The solution

Through an applied research project, Conestoga's Craig Richardson Institute of Food Processing Technology partnered with PPO and VG Meats to develop a tenderness inspection algorithm to work with PPO's spectrometers. This research will lead to an in-line, real-time solution for analyzing steaks, ultimately providing manufacturers and consumers with accurate information about the quality of their food. The result for food processors will be improved margins, lower costs and safer products.

This project was funded by the Ontario Centres of Excellence (OCE) Voucher for Innovation and Productivity (VIP) program.

Terahertz technology casts a new light on black plastics recycling

The challenge

TeTechS has partnered with Conestoga College's Advanced Recycling and Waste Electrical and Electronic Equipment (WEEE) Lab to explore a novel application of terahertz technology. Invisible to the human eye, terahertz light falls in the electromagnetic spectrum between microwave and infrared light.
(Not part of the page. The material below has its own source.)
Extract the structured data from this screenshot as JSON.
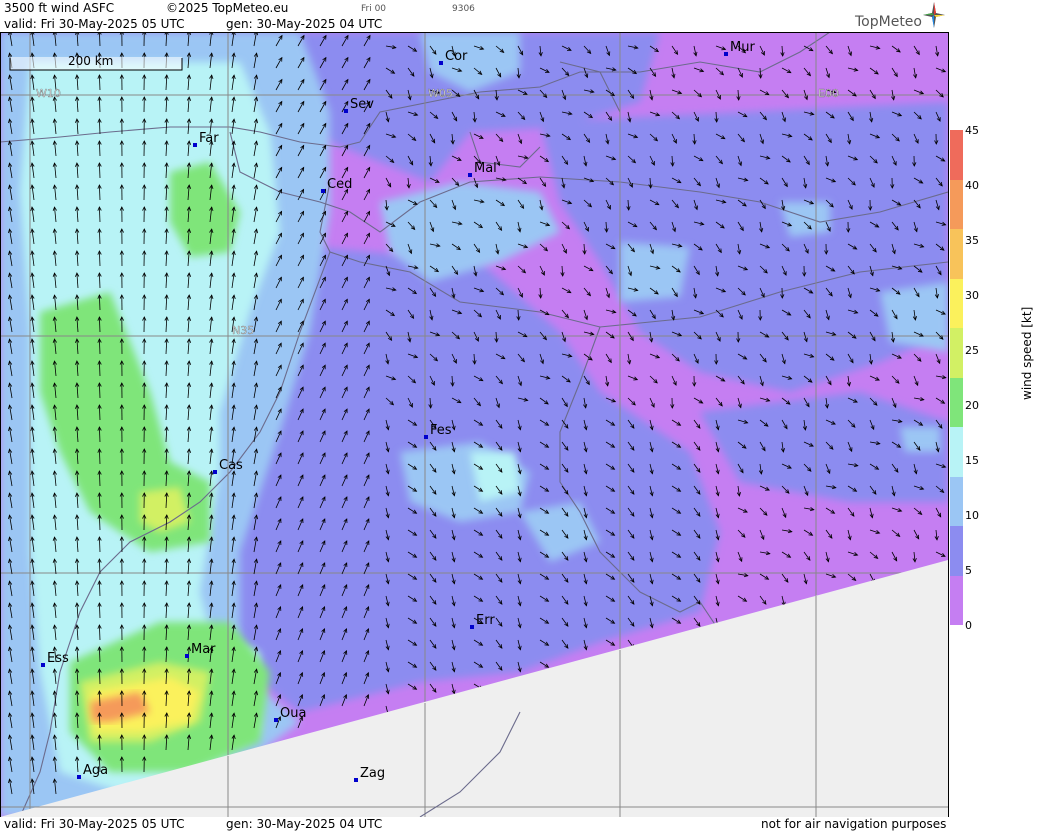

It then passes harmlessly through materials like clothing, ceramics, wood, and plastic.

It's the latter application that has proven promising in tackling one of the most challenging issues existing in the segregation process of e-waste; black plastics. Black plastics can be found in daily products such as coffee cup lids, take-out containers, computer monitor casings, cellphones, laptops, and keyboards.

Terahertz technology

The solution

The research marks a step forward in the development of a terahertz sensor array prototype. Terahertz can identify black plastics for efficient sorting during the recycling process.

“Together with TeTechS, we've laid the groundwork for the development and commercialization of a new technology, with the potential to revolutionize e-waste recycling. Such research studies are key to sustainable innovation in our region. It's exciting.” – Dr. Hamid Karbasi, NSERC IRCC in Advanced Recycling and Waste Electrical and Electronic Equipment (WEEE) Lab

Terahertz technology photo

This research was funded by the Ontario Centres of Excellence (OCE) College Voucher for Technology Adoption (CVTA) program.